This study investigates whether information processing efficiency has an impact on public companies' investment efficiency. Using the adoption of XBRL as an exogenous shock that decreases information processing cost, we find that companies improve their investment efficiency after the adoption of XBRL. The effect is more pronounced for: 1) firms that have inferior external monitoring; 2) firms that operate in more uncertain information environments; and 3) firms that have less readable financial reporting. In addition, we find a learning curve in investors' understanding of XBRL over time. After splitting firms into over-investment and under-investment groups, we conclude that the XBRL mandate is more likely to curb managers' opportunistic over-investments.

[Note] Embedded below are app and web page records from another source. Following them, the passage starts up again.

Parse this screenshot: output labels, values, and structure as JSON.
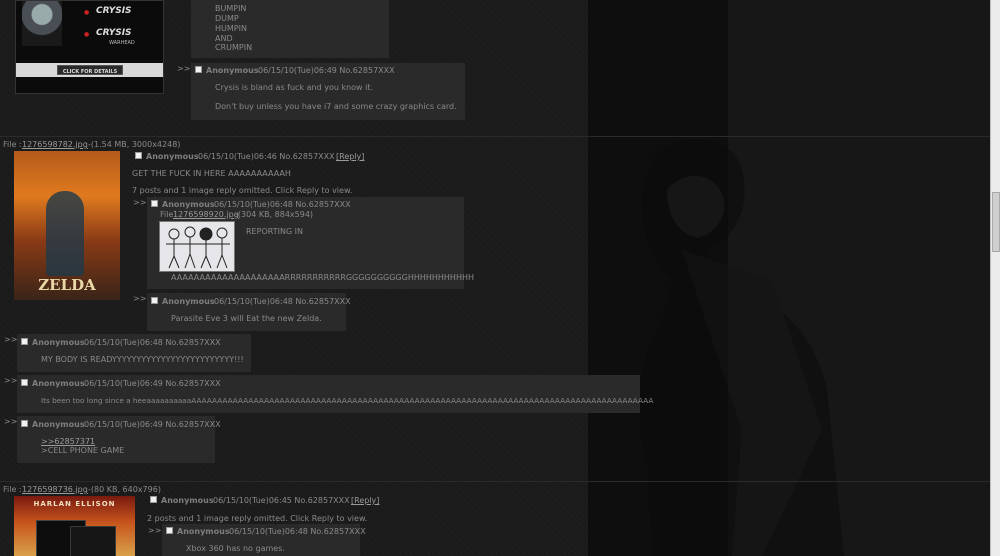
{
  "top_ad": {
    "brand1": "CRYSIS",
    "brand2": "CRYSIS",
    "brand2_sub": "WARHEAD",
    "cta": "CLICK FOR DETAILS"
  },
  "top_post_lines": [
    "BUMPIN",
    "DUMP",
    "HUMPIN",
    "AND",
    "CRUMPIN"
  ],
  "reply_crysis": {
    "arrows": ">>",
    "name": "Anonymous",
    "meta": "06/15/10(Tue)06:49 No.62857XXX",
    "line1": "Crysis is bland as fuck and you know it.",
    "line2": "Don't buy unless you have i7 and some crazy graphics card."
  },
  "thread1": {
    "file_label": "File :",
    "file_name": "1276598782.jpg",
    "file_info": "-(1.54 MB, 3000x4248)",
    "thumb_text": "ZELDA",
    "name": "Anonymous",
    "meta": "06/15/10(Tue)06:46 No.62857XXX",
    "reply_link": "[Reply]",
    "body": "GET THE FUCK IN HERE AAAAAAAAAAH",
    "omitted": "7 posts and 1 image reply omitted. Click Reply to view."
  },
  "reply_reporting": {
    "arrows": ">>",
    "name": "Anonymous",
    "meta": "06/15/10(Tue)06:48 No.62857XXX",
    "file_label": "File",
    "file_name": "1276598920.jpg",
    "file_info": "-(304 KB, 884x594)",
    "body1": "REPORTING IN",
    "body2": "AAAAAAAAAAAAAAAAAAAARRRRRRRRRRRGGGGGGGGGGHHHHHHHHHHH"
  },
  "reply_parasite": {
    "arrows": ">>",
    "name": "Anonymous",
    "meta": "06/15/10(Tue)06:48 No.62857XXX",
    "body": "Parasite Eve 3 will Eat the new Zelda."
  },
  "reply_body": {
    "arrows": ">>",
    "name": "Anonymous",
    "meta": "06/15/10(Tue)06:48 No.62857XXX",
    "body": "MY BODY IS READYYYYYYYYYYYYYYYYYYYYYYYYY!!!"
  },
  "reply_too_long": {
    "arrows": ">>",
    "name": "Anonymous",
    "meta": "06/15/10(Tue)06:49 No.62857XXX",
    "body": "Its been too long since a heeaaaaaaaaaaAAAAAAAAAAAAAAAAAAAAAAAAAAAAAAAAAAAAAAAAAAAAAAAAAAAAAAAAAAAAAAAAAAAAAAAAAAAAAAAAAAAAAAAAA"
  },
  "reply_cell": {
    "arrows": ">>",
    "name": "Anonymous",
    "meta": "06/15/10(Tue)06:49 No.62857XXX",
    "quote_link": ">>62857371",
    "body": ">CELL PHONE GAME"
  },
  "thread2": {
    "file_label": "File :",
    "file_name": "1276598736.jpg",
    "file_info": "-(80 KB, 640x796)",
    "thumb_text": "HARLAN ELLISON",
    "name": "Anonymous",
    "meta": "06/15/10(Tue)06:45 No.62857XXX",
    "reply_link": "[Reply]",
    "omitted": "2 posts and 1 image reply omitted. Click Reply to view."
  },
  "reply_xbox": {
    "arrows": ">>",
    "name": "Anonymous",
    "meta": "06/15/10(Tue)06:48 No.62857XXX",
    "body": "Xbox 360 has no games."
  }
}
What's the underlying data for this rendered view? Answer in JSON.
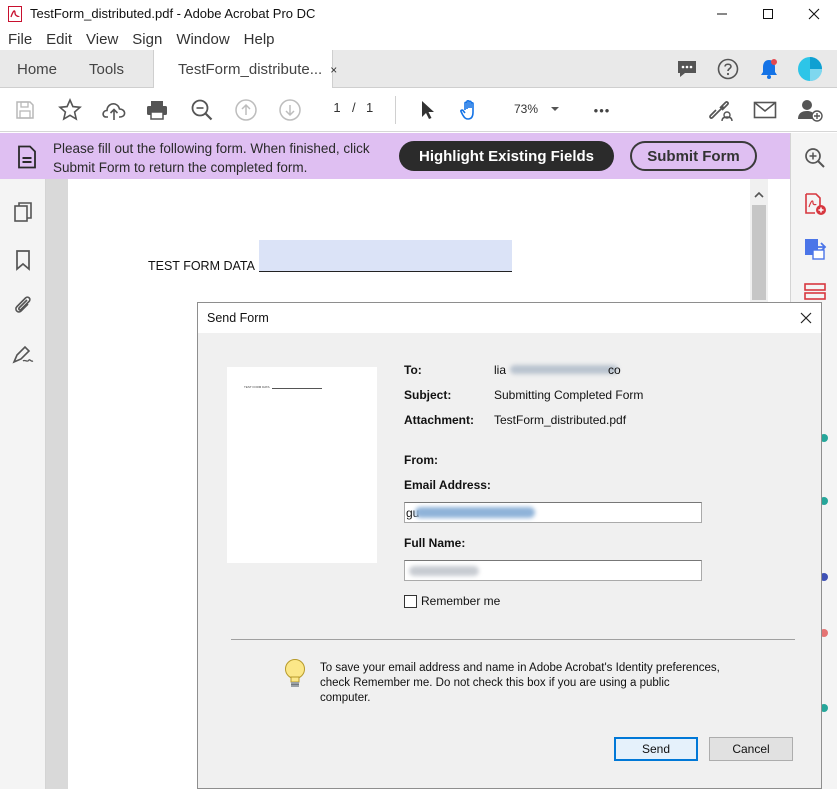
{
  "window": {
    "title": "TestForm_distributed.pdf - Adobe Acrobat Pro DC"
  },
  "menu": [
    "File",
    "Edit",
    "View",
    "Sign",
    "Window",
    "Help"
  ],
  "tabs": {
    "home": "Home",
    "tools": "Tools",
    "document": "TestForm_distribute...",
    "close_glyph": "×"
  },
  "toolbar": {
    "page_current": "1",
    "page_separator": "/",
    "page_total": "1",
    "zoom": "73%",
    "more": "•••"
  },
  "form_bar": {
    "message": "Please fill out the following form. When finished, click Submit Form to return the completed form.",
    "highlight_button": "Highlight Existing Fields",
    "submit_button": "Submit Form"
  },
  "document": {
    "field_label": "TEST FORM DATA"
  },
  "dialog": {
    "title": "Send Form",
    "to_label": "To:",
    "to_value": "lia",
    "to_value_tail": "co",
    "subject_label": "Subject:",
    "subject_value": "Submitting Completed Form",
    "attachment_label": "Attachment:",
    "attachment_value": "TestForm_distributed.pdf",
    "from_label": "From:",
    "email_label": "Email Address:",
    "email_value": "gu",
    "name_label": "Full Name:",
    "remember_label": "Remember me",
    "hint": "To save your email address and name in Adobe Acrobat's Identity preferences, check Remember me. Do not check this box if you are using a public computer.",
    "send_button": "Send",
    "cancel_button": "Cancel",
    "preview_text": "TEST FORM DATA"
  },
  "colors": {
    "form_bar": "#dfbff2",
    "highlight_button": "#2b2b2b",
    "field_fill": "#dbe3f7",
    "accent_blue": "#1473e6",
    "send_border": "#0078d7"
  }
}
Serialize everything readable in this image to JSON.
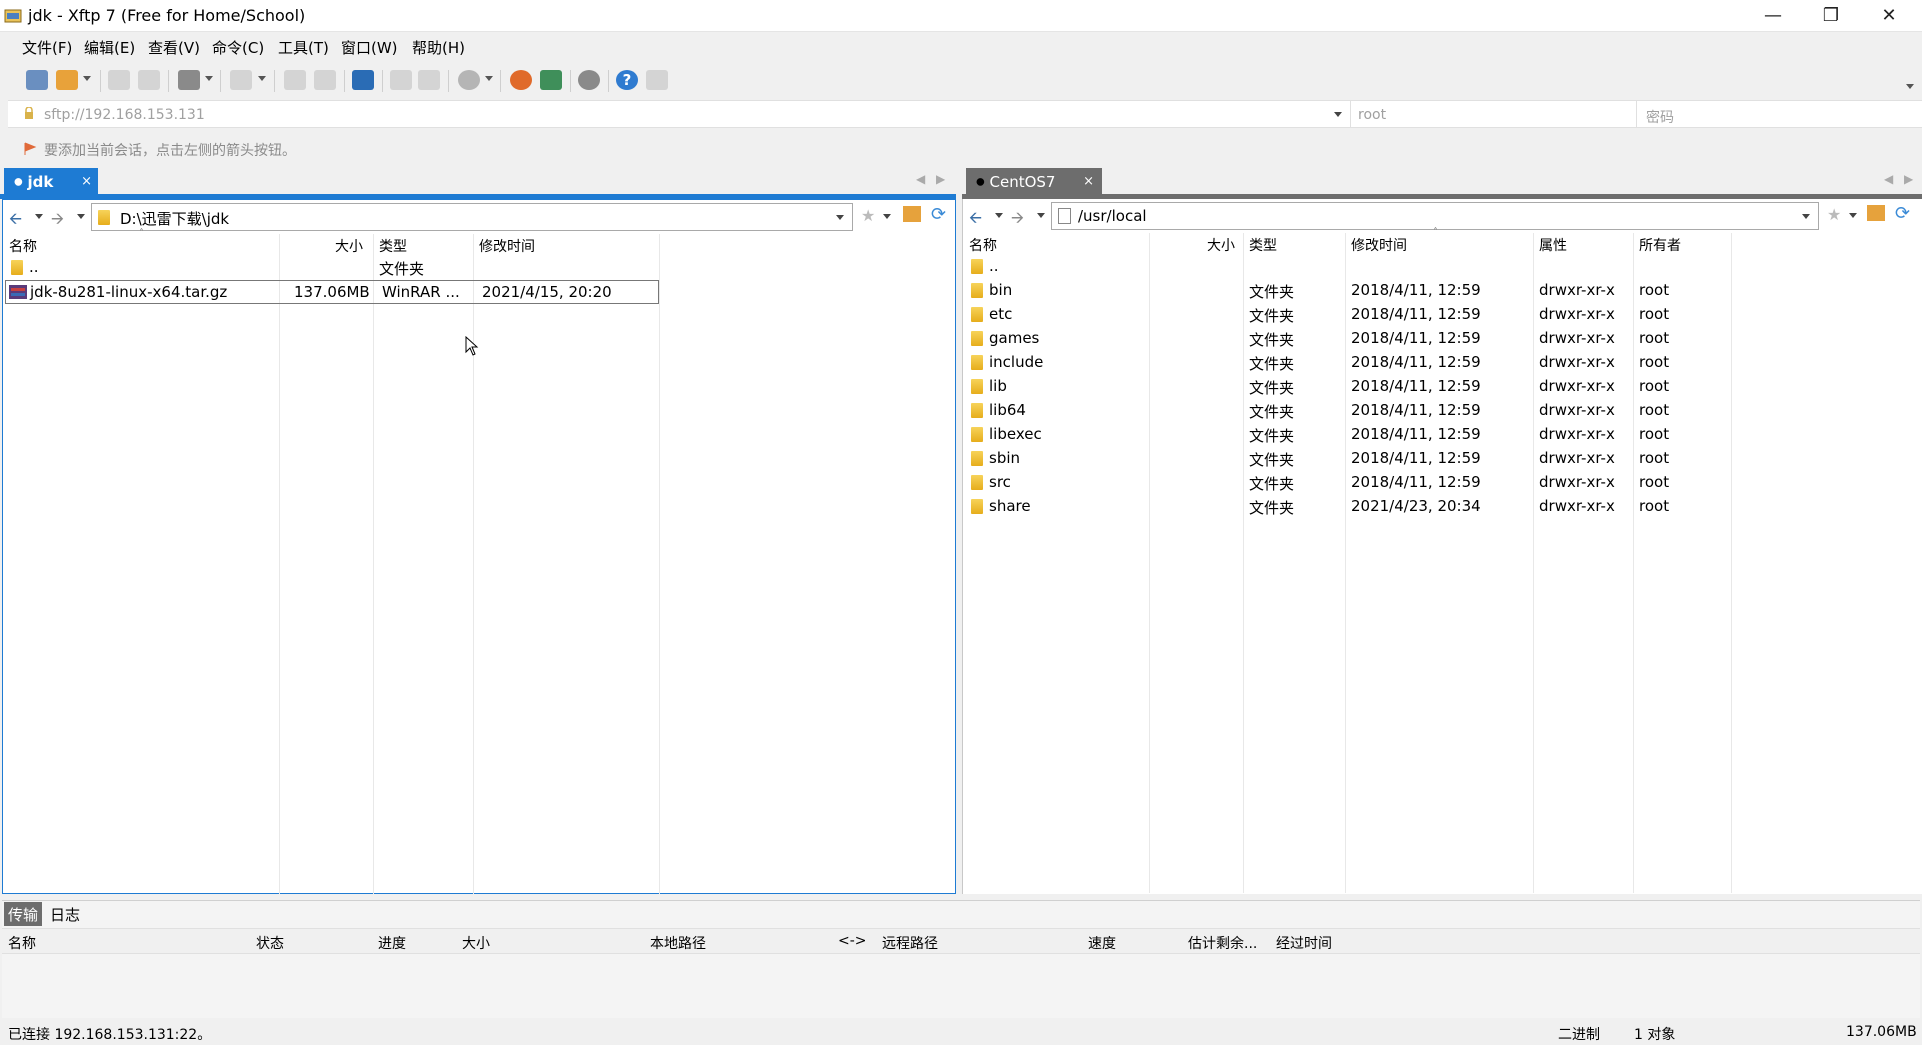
{
  "window": {
    "title": "jdk - Xftp 7 (Free for Home/School)"
  },
  "menu": [
    "文件(F)",
    "编辑(E)",
    "查看(V)",
    "命令(C)",
    "工具(T)",
    "窗口(W)",
    "帮助(H)"
  ],
  "address": {
    "host": "sftp://192.168.153.131",
    "user": "root",
    "password": "密码"
  },
  "hint": "要添加当前会话，点击左侧的箭头按钮。",
  "local": {
    "tab": "jdk",
    "path": "D:\\迅雷下载\\jdk",
    "columns": {
      "name": "名称",
      "size": "大小",
      "type": "类型",
      "modified": "修改时间"
    },
    "rows": [
      {
        "name": "..",
        "size": "",
        "type": "文件夹",
        "modified": ""
      },
      {
        "name": "jdk-8u281-linux-x64.tar.gz",
        "size": "137.06MB",
        "type": "WinRAR ...",
        "modified": "2021/4/15, 20:20"
      }
    ]
  },
  "remote": {
    "tab": "CentOS7",
    "path": "/usr/local",
    "columns": {
      "name": "名称",
      "size": "大小",
      "type": "类型",
      "modified": "修改时间",
      "attr": "属性",
      "owner": "所有者"
    },
    "rows": [
      {
        "name": "..",
        "type": "",
        "modified": "",
        "attr": "",
        "owner": ""
      },
      {
        "name": "bin",
        "type": "文件夹",
        "modified": "2018/4/11, 12:59",
        "attr": "drwxr-xr-x",
        "owner": "root"
      },
      {
        "name": "etc",
        "type": "文件夹",
        "modified": "2018/4/11, 12:59",
        "attr": "drwxr-xr-x",
        "owner": "root"
      },
      {
        "name": "games",
        "type": "文件夹",
        "modified": "2018/4/11, 12:59",
        "attr": "drwxr-xr-x",
        "owner": "root"
      },
      {
        "name": "include",
        "type": "文件夹",
        "modified": "2018/4/11, 12:59",
        "attr": "drwxr-xr-x",
        "owner": "root"
      },
      {
        "name": "lib",
        "type": "文件夹",
        "modified": "2018/4/11, 12:59",
        "attr": "drwxr-xr-x",
        "owner": "root"
      },
      {
        "name": "lib64",
        "type": "文件夹",
        "modified": "2018/4/11, 12:59",
        "attr": "drwxr-xr-x",
        "owner": "root"
      },
      {
        "name": "libexec",
        "type": "文件夹",
        "modified": "2018/4/11, 12:59",
        "attr": "drwxr-xr-x",
        "owner": "root"
      },
      {
        "name": "sbin",
        "type": "文件夹",
        "modified": "2018/4/11, 12:59",
        "attr": "drwxr-xr-x",
        "owner": "root"
      },
      {
        "name": "src",
        "type": "文件夹",
        "modified": "2018/4/11, 12:59",
        "attr": "drwxr-xr-x",
        "owner": "root"
      },
      {
        "name": "share",
        "type": "文件夹",
        "modified": "2021/4/23, 20:34",
        "attr": "drwxr-xr-x",
        "owner": "root"
      }
    ]
  },
  "bottom_tabs": {
    "transfer": "传输",
    "log": "日志"
  },
  "transfer_columns": {
    "name": "名称",
    "status": "状态",
    "progress": "进度",
    "size": "大小",
    "local_path": "本地路径",
    "arrow": "<->",
    "remote_path": "远程路径",
    "speed": "速度",
    "eta": "估计剩余...",
    "elapsed": "经过时间"
  },
  "status": {
    "connection": "已连接 192.168.153.131:22。",
    "mode": "二进制",
    "objects": "1 对象",
    "size": "137.06MB"
  },
  "colors": {
    "tab_active": "#1e7bd3",
    "tab_remote": "#6d6d6d",
    "accent_line": "#1e7bd3"
  }
}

Our study extends the XBRL literature by providing empirical evidence on the effects of XBRL adoption from the perspective of managers.

This content is only available as a PDF.
You do not currently have access to this content.